It allows non-transgender children to receive these surgeries for medical reasons such as having “external biological sex characteristics that are unresolvably ambiguous.”
These bans contradict widely accepted and long-standing guidance published by the American Academy of Pediatrics; the Endocrine Society, a global medical organization; and the World Professional Association for Transgender Health, an international group focused on gender dysphoria treatment.
A joint news release from the Southern Legal Counsel, GLBTQ Legal Advocates & Defenders, the National Center for Lesbian Rights, and the Human Rights Campaign, which are representing the plaintiffs in this case, says the challenge to the Boards of Medicine and SB 254 health care bans will likely proceed quickly to trial.
The Florida Department of Health said it does not comment on pending litigation when contacted for comment.
This May ban is an escalation of years of moves by DeSantis and others in the Republican party against transgender individuals.
He signed a transgender sports ban in 2021, then ramped up his rhetoric in the year before he filed to run for president.

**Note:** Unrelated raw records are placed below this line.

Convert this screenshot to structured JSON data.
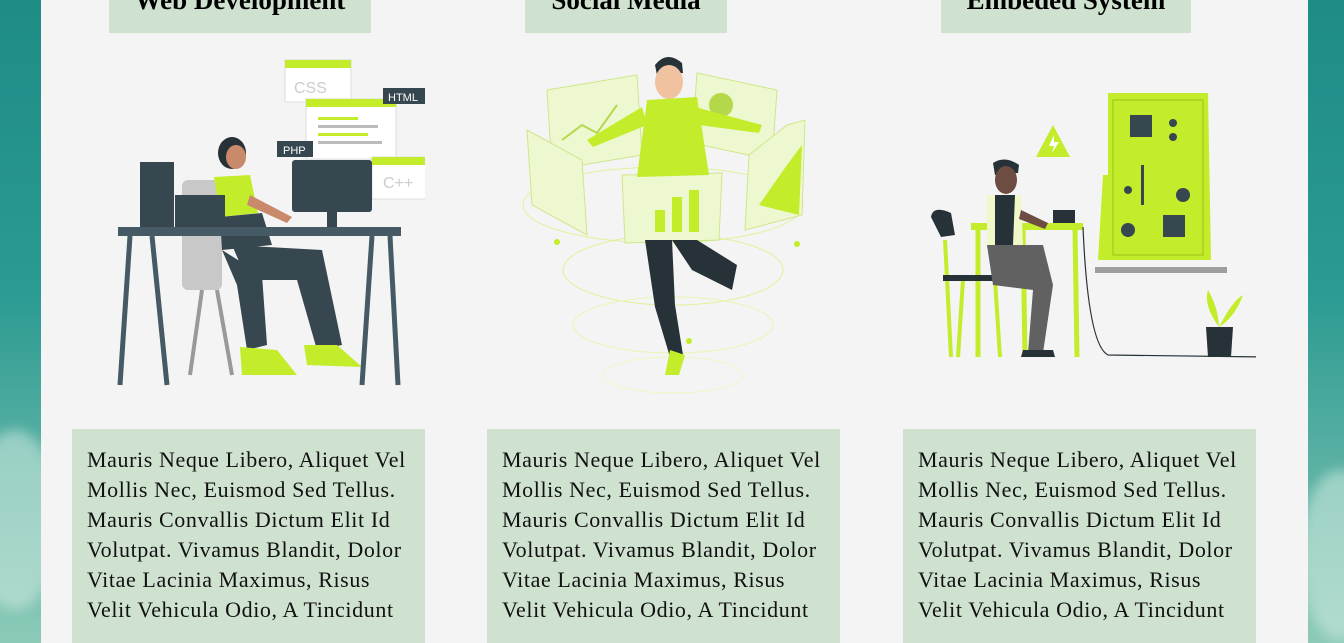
{
  "colors": {
    "accent": "#c3ec2a",
    "dark": "#37474f",
    "card_bg": "#cfe2d0",
    "panel_bg": "#f4f4f4"
  },
  "cards": [
    {
      "title": "Web Development",
      "illustration": "developer-at-desk-illustration",
      "code_tags": [
        "CSS",
        "HTML",
        "PHP",
        "C++"
      ],
      "description": "Mauris Neque Libero, Aliquet Vel Mollis Nec, Euismod Sed Tellus. Mauris Convallis Dictum Elit Id Volutpat. Vivamus Blandit, Dolor Vitae Lacinia Maximus, Risus Velit Vehicula Odio, A Tincidunt"
    },
    {
      "title": "Social Media",
      "illustration": "social-media-analyst-illustration",
      "description": "Mauris Neque Libero, Aliquet Vel Mollis Nec, Euismod Sed Tellus. Mauris Convallis Dictum Elit Id Volutpat. Vivamus Blandit, Dolor Vitae Lacinia Maximus, Risus Velit Vehicula Odio, A Tincidunt"
    },
    {
      "title": "Embeded System",
      "illustration": "embedded-engineer-illustration",
      "description": "Mauris Neque Libero, Aliquet Vel Mollis Nec, Euismod Sed Tellus. Mauris Convallis Dictum Elit Id Volutpat. Vivamus Blandit, Dolor Vitae Lacinia Maximus, Risus Velit Vehicula Odio, A Tincidunt"
    }
  ]
}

The battle over medical care for minors took full force in April 2022, when the Florida Department of Health, under Ladapo’s direction, released guidance against social and medical gender transition. The state’s Medicaid program a few months later stopped paying for gender-affirming care, then the Florida Board of Medicine issued recommendations that were made permanent by DeSantis’ law.
“This will permanently outlaw the mutilation of minors,” DeSantis said at a bill-signing ceremony in Tampa.
It is extremely rare for surgery to be done on minors, and only in extraordinary circumstances.
An analysis of insurance claims by Reuters and health technology company Komodo Health found that of the more than 87,000 youth 13 to 17 diagnosed with gender dysphoria in the U.S. from 2019 to 2021, at least 56 had genital surgeries and at least 776 had mastectomies.